▶ [Task objective] The answer must be every line of the data that holds the word "OCEAN".

(App and web page records)
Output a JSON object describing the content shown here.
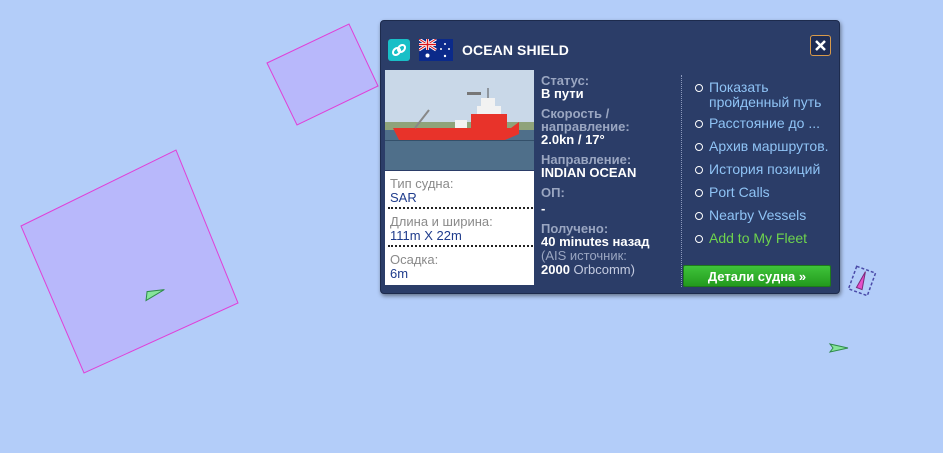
{
  "map": {
    "background": "#b3cdf9",
    "zone_stroke": "#e040d8",
    "zone_fill": "#b8b8fb"
  },
  "vessel": {
    "name": "OCEAN SHIELD",
    "flag": "australia-flag",
    "photo": {
      "hull_color": "#e8332a",
      "sea_color": "#4f6f8a",
      "sky_color": "#c9d8e8"
    },
    "specs": [
      {
        "label": "Тип судна:",
        "value": "SAR"
      },
      {
        "label": "Длина и ширина:",
        "value": "111m X 22m"
      },
      {
        "label": "Осадка:",
        "value": "6m"
      }
    ],
    "status": {
      "status_label": "Статус:",
      "status_value": "В пути",
      "speed_label_1": "Скорость /",
      "speed_label_2": "направление:",
      "speed_value": "2.0kn / 17°",
      "dest_label": "Направление:",
      "dest_value": "INDIAN OCEAN",
      "eta_label": "ОП:",
      "eta_value": "-",
      "received_label": "Получено:",
      "received_value": "40 minutes назад",
      "ais_prefix": "(AIS источник:",
      "ais_id": "2000",
      "ais_name": "Orbcomm)"
    },
    "links": [
      "Показать пройденный путь",
      "Расстояние до ...",
      "Архив маршрутов.",
      "История позиций",
      "Port Calls",
      "Nearby Vessels",
      "Add to My Fleet"
    ],
    "details_button": "Детали судна »"
  }
}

▶ [Answer space]
    "name": "OCEAN SHIELD",
      "dest_value": "INDIAN OCEAN",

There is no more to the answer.